Simultaneously with operationalising the research subject and scope and developing the Violence Research Lab methodology the Violence Research Lab database will be constructed. It will include a data analysis tool, restricted and semi-restricted data entry interfaces, as well as a data presentation tool, which in the project’s 5th year should be commercialised together with certain parts of the database. The restricted data entry interface will be used for empirical data collection in order to avoid paper-pencil data collection and consequent costs and errors of data entry into the database. Thus, preliminary results will be immediately available with the possibility to quickly detect data collection problems and errors.
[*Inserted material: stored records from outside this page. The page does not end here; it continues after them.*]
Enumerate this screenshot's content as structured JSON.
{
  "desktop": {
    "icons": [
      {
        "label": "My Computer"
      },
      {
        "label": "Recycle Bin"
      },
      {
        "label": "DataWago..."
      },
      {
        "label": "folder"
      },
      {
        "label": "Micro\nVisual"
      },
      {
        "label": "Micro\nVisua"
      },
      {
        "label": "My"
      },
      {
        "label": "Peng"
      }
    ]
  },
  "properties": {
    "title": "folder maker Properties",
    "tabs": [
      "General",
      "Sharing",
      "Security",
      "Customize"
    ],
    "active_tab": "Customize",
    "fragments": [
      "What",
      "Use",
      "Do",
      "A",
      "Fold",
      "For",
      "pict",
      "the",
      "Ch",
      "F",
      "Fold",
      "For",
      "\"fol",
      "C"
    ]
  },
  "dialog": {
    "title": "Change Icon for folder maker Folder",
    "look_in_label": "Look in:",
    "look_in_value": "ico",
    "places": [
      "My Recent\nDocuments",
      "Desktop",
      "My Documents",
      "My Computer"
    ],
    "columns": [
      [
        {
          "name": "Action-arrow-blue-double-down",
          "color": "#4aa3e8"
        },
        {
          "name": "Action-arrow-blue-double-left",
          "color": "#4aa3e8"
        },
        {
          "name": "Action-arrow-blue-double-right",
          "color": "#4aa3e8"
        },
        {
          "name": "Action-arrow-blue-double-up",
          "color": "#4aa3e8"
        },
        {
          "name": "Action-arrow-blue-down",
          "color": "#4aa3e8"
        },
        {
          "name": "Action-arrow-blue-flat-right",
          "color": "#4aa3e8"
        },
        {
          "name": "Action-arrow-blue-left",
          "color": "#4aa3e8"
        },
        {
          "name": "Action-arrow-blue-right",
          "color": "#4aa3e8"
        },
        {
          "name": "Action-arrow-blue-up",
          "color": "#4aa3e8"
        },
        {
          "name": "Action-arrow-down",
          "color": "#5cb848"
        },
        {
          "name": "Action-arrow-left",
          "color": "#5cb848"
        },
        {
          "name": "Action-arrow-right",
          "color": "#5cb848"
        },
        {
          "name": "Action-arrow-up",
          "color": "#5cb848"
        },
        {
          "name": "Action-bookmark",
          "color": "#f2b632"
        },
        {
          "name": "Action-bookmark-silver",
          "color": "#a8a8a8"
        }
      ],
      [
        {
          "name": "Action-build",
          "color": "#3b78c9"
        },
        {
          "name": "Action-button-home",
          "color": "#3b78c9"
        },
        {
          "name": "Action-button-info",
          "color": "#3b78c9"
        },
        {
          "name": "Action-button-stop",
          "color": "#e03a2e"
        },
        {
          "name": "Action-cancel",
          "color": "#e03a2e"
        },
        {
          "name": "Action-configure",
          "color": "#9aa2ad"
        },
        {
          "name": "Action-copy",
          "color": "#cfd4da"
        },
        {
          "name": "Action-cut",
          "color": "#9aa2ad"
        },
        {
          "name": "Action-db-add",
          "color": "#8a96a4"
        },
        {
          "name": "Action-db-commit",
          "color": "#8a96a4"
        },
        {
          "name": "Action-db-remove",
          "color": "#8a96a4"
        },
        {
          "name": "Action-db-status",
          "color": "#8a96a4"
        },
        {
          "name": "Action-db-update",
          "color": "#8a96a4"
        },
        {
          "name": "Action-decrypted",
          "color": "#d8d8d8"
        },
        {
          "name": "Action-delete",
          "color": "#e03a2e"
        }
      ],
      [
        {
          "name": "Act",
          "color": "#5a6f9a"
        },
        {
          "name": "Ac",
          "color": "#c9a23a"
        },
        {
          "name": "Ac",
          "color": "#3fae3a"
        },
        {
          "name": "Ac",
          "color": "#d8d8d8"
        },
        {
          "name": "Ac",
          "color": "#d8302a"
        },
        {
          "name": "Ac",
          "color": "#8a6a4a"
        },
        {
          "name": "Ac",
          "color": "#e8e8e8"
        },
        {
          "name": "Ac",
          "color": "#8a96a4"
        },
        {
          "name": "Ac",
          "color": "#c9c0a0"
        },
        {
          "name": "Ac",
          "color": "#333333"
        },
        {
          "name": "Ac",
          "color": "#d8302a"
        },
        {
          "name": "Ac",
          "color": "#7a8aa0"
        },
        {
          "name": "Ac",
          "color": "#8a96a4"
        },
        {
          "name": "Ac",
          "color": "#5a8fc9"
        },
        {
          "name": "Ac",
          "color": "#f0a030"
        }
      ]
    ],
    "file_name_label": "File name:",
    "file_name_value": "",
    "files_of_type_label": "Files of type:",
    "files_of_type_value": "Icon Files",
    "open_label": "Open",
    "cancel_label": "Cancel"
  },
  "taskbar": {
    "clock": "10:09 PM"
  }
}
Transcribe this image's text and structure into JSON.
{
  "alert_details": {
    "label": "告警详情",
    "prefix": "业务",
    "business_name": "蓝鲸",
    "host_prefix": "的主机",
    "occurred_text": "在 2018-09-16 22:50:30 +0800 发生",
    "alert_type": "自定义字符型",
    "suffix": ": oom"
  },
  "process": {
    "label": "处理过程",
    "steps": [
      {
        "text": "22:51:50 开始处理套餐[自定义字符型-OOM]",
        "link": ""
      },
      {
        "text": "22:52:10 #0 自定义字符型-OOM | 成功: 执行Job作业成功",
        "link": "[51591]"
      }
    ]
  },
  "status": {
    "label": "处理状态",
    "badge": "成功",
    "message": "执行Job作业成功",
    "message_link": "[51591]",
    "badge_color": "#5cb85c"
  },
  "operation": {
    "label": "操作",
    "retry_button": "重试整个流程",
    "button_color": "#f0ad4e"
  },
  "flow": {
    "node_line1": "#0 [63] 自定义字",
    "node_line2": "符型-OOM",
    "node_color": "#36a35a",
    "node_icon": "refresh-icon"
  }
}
The semi-restricted data entry interface will be used in a pilot project on the ‘dark figure’ of delinquent violence in selected institutions.
Dissemination of research findings
Violence Research Lab will disseminate research findings concerning all the above stated scientific objectives as soon as at least preliminary findings are available. At least summaries of findings shall be made immediately publicly available as free downloads published on Violence Research Lab’s webpage via themed Violence Research Lab scientific reports in English language with extensive Croatian summaries, whereas in-depth research results shall be disseminated into the relevant domestic and international scientific community through conferences, panels, presentations and books as well as journal articles, according to the dissemination strategy specified in the work plan. A final scientific dissemination result is the “genuine violence classification system”.
Practical application of our findings
Violence Research Lab’s last objective concerns the practical application of research findings with the aim of improving the protection of particularly vulnerable groups of victims. Although there is a considerable amount of strategies and specific protocols already in place in this area, preliminary findings based on practitioner consultations confirm the general impression that these are not being successfully implemented in practice, esp. regarding the mandatory collection of statistical data on certain types of delinquent violence by all government institutions. One of the reasons for non- or low-perception of these protocols in practice is their very general nature with a one-fits-all approach instead of targeted solutions for each institution involved in the process of preventing and detecting delinquent violence and cyber harassment. Based on Violence Research Lab’s research findings targeted solutions shall be offered via an overall national strategy paper with targeted manuals and protocols, but also through education and training. Finally, Violence Research Lab will offer a “genuine violence phenomenology app” for commercial use.